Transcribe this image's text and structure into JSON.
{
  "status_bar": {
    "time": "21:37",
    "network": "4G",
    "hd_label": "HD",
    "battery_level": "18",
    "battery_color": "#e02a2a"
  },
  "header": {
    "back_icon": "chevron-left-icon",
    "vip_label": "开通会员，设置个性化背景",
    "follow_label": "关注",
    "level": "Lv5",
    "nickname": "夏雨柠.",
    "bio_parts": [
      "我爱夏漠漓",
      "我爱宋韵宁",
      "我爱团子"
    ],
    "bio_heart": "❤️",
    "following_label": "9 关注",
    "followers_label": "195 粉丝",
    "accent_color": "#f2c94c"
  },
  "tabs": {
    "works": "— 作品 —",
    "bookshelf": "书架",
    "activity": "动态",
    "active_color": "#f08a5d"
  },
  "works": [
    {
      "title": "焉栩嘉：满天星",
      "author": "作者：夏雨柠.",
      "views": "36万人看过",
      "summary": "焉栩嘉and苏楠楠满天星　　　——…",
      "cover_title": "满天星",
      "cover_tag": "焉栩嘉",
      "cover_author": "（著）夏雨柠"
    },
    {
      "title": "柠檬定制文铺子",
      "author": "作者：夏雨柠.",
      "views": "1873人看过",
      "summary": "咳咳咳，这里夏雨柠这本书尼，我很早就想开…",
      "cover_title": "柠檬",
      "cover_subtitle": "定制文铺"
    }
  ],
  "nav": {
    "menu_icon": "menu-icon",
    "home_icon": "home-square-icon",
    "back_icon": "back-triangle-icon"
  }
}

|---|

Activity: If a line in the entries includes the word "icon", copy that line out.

Solution to this problem:
    "back_icon": "chevron-left-icon",
    "menu_icon": "menu-icon",
    "home_icon": "home-square-icon",
    "back_icon": "back-triangle-icon"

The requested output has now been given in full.